§ What needs to be done
Each line below that contains "JSON" should be counted. Give only the total.

§ Entries shown
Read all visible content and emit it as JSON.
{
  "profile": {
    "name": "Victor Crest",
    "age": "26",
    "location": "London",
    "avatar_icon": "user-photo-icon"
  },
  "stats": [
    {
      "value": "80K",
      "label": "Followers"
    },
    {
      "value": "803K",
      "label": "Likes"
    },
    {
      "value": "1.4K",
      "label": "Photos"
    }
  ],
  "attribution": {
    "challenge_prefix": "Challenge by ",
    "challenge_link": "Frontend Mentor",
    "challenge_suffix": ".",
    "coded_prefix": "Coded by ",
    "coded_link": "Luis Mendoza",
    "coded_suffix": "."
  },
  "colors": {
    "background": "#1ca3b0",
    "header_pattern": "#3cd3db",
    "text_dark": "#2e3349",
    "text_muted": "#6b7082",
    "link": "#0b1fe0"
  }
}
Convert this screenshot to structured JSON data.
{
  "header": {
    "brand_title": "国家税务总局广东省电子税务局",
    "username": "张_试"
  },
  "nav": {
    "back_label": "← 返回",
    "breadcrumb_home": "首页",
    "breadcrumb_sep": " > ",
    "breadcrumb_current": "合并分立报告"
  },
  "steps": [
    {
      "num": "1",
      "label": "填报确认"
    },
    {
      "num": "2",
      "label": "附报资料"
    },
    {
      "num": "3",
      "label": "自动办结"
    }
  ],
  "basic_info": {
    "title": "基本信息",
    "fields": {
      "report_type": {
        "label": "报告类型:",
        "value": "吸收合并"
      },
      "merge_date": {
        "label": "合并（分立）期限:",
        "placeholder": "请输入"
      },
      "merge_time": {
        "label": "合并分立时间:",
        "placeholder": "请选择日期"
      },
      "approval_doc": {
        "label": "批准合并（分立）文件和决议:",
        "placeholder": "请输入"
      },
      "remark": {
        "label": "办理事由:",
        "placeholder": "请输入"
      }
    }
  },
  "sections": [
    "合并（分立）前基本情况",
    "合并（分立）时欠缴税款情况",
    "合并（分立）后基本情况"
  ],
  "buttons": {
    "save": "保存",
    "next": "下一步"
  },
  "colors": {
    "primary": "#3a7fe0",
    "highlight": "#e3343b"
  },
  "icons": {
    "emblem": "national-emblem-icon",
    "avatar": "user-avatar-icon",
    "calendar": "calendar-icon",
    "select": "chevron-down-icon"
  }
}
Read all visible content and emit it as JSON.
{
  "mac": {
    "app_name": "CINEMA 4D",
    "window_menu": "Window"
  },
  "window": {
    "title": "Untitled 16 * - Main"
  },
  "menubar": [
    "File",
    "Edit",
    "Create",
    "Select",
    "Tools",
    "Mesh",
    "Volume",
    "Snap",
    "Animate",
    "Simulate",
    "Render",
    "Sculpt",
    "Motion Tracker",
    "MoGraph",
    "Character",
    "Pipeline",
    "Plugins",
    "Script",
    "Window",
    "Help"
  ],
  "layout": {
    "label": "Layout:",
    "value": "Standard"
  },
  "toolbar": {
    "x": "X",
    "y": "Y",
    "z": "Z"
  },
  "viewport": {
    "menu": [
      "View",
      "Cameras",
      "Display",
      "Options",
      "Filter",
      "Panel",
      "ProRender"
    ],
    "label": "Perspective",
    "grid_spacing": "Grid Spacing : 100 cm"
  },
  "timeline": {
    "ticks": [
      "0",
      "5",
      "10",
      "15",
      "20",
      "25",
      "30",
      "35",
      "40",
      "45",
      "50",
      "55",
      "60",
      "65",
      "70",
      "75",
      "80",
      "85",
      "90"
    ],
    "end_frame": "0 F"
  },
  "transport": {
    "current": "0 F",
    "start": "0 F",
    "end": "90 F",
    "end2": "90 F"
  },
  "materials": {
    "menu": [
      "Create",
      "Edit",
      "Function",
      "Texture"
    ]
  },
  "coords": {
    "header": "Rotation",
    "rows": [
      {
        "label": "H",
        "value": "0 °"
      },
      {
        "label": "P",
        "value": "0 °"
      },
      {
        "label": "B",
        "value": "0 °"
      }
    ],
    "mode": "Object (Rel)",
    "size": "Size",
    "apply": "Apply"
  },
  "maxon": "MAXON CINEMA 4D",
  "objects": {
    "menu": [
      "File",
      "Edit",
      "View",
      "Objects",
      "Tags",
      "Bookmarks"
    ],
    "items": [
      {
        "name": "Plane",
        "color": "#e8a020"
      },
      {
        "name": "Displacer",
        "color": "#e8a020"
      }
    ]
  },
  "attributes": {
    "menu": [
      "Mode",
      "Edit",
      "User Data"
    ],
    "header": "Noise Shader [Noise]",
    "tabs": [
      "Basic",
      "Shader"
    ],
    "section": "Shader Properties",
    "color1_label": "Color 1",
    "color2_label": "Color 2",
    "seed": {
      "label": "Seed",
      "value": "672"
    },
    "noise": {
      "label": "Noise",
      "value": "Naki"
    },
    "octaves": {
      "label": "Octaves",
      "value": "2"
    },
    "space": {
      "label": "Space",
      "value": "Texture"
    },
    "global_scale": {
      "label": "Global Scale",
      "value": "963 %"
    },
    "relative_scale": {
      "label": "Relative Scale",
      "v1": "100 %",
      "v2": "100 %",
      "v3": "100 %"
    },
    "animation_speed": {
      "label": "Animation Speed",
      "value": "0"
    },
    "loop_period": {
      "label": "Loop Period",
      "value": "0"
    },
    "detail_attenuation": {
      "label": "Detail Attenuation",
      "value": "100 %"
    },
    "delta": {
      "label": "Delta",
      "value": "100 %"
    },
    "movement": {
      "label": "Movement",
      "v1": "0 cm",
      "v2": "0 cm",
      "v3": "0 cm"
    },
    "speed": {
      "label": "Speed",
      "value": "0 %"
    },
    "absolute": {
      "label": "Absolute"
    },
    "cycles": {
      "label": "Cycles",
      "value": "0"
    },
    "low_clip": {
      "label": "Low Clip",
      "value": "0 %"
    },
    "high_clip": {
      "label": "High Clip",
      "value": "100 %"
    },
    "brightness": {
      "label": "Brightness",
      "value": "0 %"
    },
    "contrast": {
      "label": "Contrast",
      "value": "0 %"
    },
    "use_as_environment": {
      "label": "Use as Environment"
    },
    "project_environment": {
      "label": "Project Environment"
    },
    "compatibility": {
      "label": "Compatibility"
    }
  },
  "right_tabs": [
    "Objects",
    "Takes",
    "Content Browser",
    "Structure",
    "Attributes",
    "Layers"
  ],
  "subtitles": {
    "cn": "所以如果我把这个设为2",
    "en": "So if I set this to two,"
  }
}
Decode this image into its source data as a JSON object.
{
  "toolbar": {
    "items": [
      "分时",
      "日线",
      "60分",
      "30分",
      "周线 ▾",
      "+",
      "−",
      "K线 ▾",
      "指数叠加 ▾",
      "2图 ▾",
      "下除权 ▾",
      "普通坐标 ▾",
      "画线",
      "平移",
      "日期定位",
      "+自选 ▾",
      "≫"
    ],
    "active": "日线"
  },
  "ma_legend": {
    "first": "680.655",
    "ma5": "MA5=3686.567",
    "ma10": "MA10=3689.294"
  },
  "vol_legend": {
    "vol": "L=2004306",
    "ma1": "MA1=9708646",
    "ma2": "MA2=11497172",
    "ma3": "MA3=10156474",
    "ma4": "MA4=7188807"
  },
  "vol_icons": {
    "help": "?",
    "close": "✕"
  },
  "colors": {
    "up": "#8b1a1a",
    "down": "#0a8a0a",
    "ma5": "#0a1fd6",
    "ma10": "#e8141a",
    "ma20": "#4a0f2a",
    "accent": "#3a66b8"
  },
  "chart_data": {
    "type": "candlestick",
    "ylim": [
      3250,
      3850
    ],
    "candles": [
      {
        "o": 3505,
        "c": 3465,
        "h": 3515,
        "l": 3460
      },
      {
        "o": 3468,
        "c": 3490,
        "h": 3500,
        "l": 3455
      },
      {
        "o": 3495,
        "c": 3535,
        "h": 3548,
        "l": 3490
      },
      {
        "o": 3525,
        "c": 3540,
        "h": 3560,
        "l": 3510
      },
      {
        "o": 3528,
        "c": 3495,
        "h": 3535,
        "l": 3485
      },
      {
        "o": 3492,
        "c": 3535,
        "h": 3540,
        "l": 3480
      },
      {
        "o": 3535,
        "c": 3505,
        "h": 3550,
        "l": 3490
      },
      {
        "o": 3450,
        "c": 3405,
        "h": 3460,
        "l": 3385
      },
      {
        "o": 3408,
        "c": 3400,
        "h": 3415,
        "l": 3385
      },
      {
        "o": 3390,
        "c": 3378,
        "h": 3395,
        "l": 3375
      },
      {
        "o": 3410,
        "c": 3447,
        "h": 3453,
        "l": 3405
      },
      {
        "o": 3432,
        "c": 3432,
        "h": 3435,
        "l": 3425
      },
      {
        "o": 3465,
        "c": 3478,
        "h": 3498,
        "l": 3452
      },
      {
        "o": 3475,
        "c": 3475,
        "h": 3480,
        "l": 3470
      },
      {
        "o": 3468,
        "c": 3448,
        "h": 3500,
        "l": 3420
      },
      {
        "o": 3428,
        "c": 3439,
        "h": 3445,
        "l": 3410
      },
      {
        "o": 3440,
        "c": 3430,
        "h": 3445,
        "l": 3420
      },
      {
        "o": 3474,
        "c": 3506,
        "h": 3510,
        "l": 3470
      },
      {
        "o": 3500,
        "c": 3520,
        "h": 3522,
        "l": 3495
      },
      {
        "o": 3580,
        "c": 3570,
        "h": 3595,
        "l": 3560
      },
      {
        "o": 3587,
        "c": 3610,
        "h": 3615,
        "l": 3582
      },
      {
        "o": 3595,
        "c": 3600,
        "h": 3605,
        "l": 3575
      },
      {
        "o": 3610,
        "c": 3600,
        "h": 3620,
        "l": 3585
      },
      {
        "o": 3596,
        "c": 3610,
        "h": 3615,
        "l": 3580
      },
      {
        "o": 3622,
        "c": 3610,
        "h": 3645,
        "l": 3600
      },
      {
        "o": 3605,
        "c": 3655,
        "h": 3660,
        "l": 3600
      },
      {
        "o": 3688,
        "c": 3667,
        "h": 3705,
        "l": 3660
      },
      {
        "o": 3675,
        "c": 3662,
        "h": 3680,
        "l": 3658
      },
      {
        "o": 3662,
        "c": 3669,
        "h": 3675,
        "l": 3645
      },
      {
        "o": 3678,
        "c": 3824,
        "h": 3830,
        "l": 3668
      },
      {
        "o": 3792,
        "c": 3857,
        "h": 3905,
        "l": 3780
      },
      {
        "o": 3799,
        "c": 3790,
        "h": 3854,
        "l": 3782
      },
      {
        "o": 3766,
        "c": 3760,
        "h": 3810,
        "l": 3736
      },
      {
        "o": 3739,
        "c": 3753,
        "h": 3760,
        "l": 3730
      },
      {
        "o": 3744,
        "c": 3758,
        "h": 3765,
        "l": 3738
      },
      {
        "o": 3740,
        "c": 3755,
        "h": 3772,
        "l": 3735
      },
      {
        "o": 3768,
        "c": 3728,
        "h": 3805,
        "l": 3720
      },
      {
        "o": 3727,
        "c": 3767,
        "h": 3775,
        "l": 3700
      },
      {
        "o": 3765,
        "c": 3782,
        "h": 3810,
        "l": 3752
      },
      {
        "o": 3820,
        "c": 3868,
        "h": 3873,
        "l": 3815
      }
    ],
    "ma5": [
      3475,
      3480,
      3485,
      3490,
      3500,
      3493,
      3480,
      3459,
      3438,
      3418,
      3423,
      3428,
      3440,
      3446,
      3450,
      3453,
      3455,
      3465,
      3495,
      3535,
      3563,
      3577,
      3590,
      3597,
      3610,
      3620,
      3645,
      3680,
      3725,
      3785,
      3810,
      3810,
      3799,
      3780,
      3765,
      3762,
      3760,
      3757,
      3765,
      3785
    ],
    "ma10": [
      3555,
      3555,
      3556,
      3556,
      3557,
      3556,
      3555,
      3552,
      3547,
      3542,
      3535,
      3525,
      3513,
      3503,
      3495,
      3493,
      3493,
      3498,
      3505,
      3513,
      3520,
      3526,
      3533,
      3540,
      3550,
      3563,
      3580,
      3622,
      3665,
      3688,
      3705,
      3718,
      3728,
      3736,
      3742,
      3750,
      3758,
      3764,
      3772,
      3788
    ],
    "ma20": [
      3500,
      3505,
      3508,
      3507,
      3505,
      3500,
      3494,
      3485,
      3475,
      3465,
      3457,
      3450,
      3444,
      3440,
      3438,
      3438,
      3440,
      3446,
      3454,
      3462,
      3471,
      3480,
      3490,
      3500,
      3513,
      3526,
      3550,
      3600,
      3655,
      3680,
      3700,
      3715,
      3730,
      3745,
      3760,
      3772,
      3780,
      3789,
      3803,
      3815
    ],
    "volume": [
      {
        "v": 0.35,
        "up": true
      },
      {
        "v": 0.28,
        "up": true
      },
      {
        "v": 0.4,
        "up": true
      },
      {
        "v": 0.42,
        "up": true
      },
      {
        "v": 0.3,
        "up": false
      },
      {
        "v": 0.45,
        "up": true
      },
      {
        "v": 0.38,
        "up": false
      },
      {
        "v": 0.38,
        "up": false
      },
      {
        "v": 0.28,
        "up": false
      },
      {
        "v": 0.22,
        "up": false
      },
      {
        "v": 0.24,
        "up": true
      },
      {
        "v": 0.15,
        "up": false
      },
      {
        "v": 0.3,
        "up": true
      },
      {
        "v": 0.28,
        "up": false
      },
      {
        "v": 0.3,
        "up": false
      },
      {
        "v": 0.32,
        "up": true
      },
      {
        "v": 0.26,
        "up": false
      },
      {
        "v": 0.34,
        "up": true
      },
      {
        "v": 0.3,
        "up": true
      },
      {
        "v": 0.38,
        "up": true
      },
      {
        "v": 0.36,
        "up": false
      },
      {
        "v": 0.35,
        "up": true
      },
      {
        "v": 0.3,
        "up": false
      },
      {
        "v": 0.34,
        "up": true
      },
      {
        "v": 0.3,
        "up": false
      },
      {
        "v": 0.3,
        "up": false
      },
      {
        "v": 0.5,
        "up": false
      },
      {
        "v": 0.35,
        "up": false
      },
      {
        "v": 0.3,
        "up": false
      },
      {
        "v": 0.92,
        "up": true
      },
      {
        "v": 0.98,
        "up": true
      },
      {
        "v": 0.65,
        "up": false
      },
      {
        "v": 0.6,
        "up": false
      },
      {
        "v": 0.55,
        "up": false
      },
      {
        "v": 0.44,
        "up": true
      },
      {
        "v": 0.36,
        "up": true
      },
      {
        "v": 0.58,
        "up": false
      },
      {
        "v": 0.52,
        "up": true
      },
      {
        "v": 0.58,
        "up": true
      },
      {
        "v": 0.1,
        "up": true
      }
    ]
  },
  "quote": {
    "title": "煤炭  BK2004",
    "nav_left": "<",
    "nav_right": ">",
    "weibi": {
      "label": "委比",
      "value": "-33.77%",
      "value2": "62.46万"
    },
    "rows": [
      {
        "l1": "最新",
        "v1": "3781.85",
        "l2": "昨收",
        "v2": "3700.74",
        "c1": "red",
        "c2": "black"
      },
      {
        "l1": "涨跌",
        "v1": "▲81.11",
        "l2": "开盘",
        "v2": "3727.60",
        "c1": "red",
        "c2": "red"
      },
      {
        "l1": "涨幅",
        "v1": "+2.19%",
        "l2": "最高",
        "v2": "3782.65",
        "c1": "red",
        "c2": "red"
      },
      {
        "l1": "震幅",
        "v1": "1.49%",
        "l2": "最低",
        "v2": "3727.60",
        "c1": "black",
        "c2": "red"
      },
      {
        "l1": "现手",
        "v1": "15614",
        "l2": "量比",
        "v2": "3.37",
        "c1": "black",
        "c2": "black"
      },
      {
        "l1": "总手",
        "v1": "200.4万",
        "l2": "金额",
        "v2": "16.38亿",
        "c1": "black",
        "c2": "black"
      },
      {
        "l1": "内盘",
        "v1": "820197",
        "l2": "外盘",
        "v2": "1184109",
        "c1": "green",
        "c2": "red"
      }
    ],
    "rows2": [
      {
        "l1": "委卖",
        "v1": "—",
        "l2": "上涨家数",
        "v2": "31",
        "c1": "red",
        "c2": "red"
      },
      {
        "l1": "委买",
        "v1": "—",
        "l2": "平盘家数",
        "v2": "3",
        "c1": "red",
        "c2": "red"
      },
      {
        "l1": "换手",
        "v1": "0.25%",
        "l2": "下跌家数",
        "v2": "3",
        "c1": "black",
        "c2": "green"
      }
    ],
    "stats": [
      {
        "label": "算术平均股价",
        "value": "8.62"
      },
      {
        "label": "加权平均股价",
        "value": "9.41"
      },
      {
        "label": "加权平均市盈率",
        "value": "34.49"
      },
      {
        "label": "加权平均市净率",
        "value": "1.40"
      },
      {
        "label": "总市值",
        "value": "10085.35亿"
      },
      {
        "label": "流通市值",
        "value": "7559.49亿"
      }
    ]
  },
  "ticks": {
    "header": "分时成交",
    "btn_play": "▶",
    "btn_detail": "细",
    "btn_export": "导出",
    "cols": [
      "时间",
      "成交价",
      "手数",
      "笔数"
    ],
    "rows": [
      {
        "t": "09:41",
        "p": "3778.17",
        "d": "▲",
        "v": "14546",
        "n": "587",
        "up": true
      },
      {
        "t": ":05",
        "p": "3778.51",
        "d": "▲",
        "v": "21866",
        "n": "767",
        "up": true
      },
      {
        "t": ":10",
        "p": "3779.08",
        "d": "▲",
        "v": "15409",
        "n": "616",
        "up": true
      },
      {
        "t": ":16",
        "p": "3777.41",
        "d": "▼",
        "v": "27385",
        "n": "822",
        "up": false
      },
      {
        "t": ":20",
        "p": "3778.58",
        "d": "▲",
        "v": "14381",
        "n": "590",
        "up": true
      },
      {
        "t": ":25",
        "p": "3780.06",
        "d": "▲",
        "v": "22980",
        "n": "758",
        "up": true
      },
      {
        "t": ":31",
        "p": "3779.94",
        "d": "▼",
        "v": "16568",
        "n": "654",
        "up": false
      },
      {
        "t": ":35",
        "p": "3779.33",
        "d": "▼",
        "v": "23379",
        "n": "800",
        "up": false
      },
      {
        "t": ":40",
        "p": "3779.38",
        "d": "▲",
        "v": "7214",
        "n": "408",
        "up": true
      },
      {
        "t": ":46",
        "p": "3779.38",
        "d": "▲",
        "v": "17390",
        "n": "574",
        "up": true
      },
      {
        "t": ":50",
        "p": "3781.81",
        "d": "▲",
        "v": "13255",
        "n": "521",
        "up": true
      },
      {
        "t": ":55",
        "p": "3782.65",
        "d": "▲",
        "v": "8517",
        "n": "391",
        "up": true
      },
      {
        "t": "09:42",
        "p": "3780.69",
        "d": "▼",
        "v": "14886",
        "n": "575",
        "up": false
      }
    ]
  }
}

§ Written answer
4